* _About this exercise_: Return each entry word for word and skip its pictures.

* _Information_:
+ + + + +

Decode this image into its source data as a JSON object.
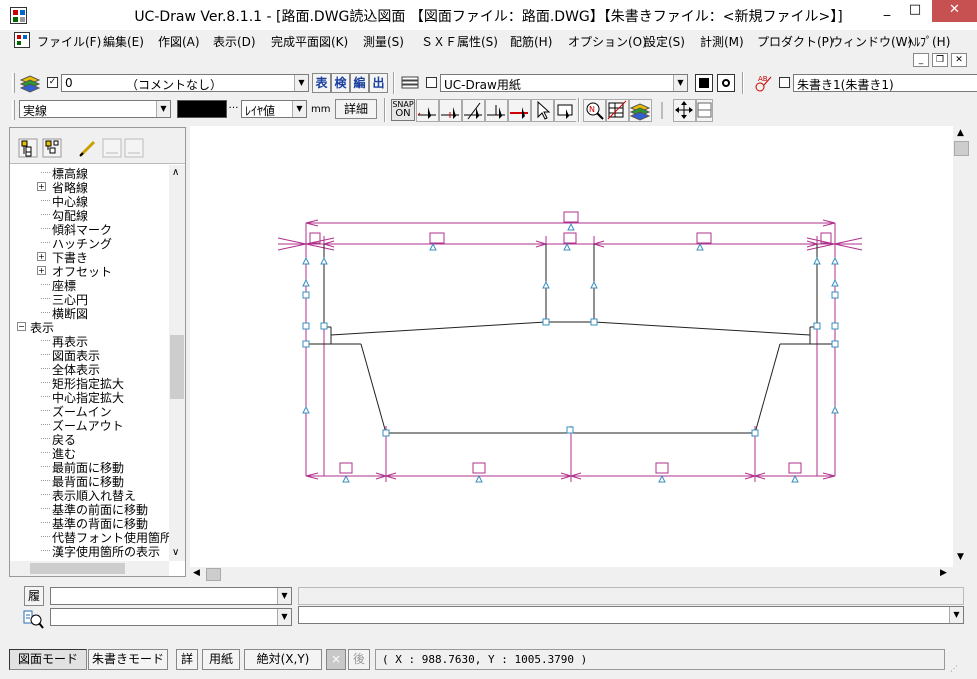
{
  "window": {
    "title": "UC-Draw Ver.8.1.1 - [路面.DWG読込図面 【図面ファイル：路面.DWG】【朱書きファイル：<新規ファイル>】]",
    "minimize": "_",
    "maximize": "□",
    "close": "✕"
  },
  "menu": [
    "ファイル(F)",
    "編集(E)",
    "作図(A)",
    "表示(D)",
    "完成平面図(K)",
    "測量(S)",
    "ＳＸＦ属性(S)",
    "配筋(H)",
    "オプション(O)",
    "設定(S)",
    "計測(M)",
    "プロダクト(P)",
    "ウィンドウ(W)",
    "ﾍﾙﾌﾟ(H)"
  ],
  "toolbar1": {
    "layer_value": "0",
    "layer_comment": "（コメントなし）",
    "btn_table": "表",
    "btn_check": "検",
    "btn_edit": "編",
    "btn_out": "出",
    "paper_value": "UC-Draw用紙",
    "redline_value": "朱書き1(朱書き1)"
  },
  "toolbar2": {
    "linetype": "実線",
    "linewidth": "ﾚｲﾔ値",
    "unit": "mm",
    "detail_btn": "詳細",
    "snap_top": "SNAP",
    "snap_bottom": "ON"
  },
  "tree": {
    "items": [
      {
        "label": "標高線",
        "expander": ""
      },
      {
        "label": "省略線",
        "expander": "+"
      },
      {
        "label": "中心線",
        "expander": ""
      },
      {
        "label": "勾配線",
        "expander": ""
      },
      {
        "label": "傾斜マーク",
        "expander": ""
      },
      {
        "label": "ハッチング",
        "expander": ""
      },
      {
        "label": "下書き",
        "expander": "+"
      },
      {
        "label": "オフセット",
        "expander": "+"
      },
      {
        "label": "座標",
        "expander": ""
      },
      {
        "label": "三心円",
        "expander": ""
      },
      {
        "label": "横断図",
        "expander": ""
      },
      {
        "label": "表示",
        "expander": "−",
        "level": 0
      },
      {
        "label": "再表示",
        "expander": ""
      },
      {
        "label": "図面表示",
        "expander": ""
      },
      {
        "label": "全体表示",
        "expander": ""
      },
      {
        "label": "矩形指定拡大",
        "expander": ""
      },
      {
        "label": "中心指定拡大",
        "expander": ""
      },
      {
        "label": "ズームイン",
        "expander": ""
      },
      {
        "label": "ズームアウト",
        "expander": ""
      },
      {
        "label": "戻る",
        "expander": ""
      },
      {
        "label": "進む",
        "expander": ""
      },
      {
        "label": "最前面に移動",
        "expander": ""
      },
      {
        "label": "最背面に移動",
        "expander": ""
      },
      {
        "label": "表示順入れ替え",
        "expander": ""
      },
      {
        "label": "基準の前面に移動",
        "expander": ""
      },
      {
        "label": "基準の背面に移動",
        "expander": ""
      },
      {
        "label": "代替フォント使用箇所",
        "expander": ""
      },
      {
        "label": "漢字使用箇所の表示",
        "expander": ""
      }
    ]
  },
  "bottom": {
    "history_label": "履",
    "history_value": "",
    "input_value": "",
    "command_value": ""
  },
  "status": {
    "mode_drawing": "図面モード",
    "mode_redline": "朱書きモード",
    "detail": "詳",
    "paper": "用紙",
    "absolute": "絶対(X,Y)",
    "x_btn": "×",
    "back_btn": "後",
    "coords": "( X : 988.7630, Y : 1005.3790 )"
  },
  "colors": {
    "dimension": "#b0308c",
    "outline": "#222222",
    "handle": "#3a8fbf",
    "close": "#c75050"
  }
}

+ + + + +

* _Solution to this exercise_:
Decode this image into its source data as a JSON object.
{
  "window": {
    "title": "UC-Draw Ver.8.1.1 - [路面.DWG読込図面 【図面ファイル：路面.DWG】【朱書きファイル：<新規ファイル>】]",
    "minimize": "_",
    "maximize": "□",
    "close": "✕"
  },
  "menu": [
    "ファイル(F)",
    "編集(E)",
    "作図(A)",
    "表示(D)",
    "完成平面図(K)",
    "測量(S)",
    "ＳＸＦ属性(S)",
    "配筋(H)",
    "オプション(O)",
    "設定(S)",
    "計測(M)",
    "プロダクト(P)",
    "ウィンドウ(W)",
    "ﾍﾙﾌﾟ(H)"
  ],
  "toolbar1": {
    "layer_value": "0",
    "layer_comment": "（コメントなし）",
    "btn_table": "表",
    "btn_check": "検",
    "btn_edit": "編",
    "btn_out": "出",
    "paper_value": "UC-Draw用紙",
    "redline_value": "朱書き1(朱書き1)"
  },
  "toolbar2": {
    "linetype": "実線",
    "linewidth": "ﾚｲﾔ値",
    "unit": "mm",
    "detail_btn": "詳細",
    "snap_top": "SNAP",
    "snap_bottom": "ON"
  },
  "tree": {
    "items": [
      {
        "label": "標高線",
        "expander": ""
      },
      {
        "label": "省略線",
        "expander": "+"
      },
      {
        "label": "中心線",
        "expander": ""
      },
      {
        "label": "勾配線",
        "expander": ""
      },
      {
        "label": "傾斜マーク",
        "expander": ""
      },
      {
        "label": "ハッチング",
        "expander": ""
      },
      {
        "label": "下書き",
        "expander": "+"
      },
      {
        "label": "オフセット",
        "expander": "+"
      },
      {
        "label": "座標",
        "expander": ""
      },
      {
        "label": "三心円",
        "expander": ""
      },
      {
        "label": "横断図",
        "expander": ""
      },
      {
        "label": "表示",
        "expander": "−",
        "level": 0
      },
      {
        "label": "再表示",
        "expander": ""
      },
      {
        "label": "図面表示",
        "expander": ""
      },
      {
        "label": "全体表示",
        "expander": ""
      },
      {
        "label": "矩形指定拡大",
        "expander": ""
      },
      {
        "label": "中心指定拡大",
        "expander": ""
      },
      {
        "label": "ズームイン",
        "expander": ""
      },
      {
        "label": "ズームアウト",
        "expander": ""
      },
      {
        "label": "戻る",
        "expander": ""
      },
      {
        "label": "進む",
        "expander": ""
      },
      {
        "label": "最前面に移動",
        "expander": ""
      },
      {
        "label": "最背面に移動",
        "expander": ""
      },
      {
        "label": "表示順入れ替え",
        "expander": ""
      },
      {
        "label": "基準の前面に移動",
        "expander": ""
      },
      {
        "label": "基準の背面に移動",
        "expander": ""
      },
      {
        "label": "代替フォント使用箇所",
        "expander": ""
      },
      {
        "label": "漢字使用箇所の表示",
        "expander": ""
      }
    ]
  },
  "bottom": {
    "history_label": "履",
    "history_value": "",
    "input_value": "",
    "command_value": ""
  },
  "status": {
    "mode_drawing": "図面モード",
    "mode_redline": "朱書きモード",
    "detail": "詳",
    "paper": "用紙",
    "absolute": "絶対(X,Y)",
    "x_btn": "×",
    "back_btn": "後",
    "coords": "( X : 988.7630, Y : 1005.3790 )"
  },
  "colors": {
    "dimension": "#b0308c",
    "outline": "#222222",
    "handle": "#3a8fbf",
    "close": "#c75050"
  }
}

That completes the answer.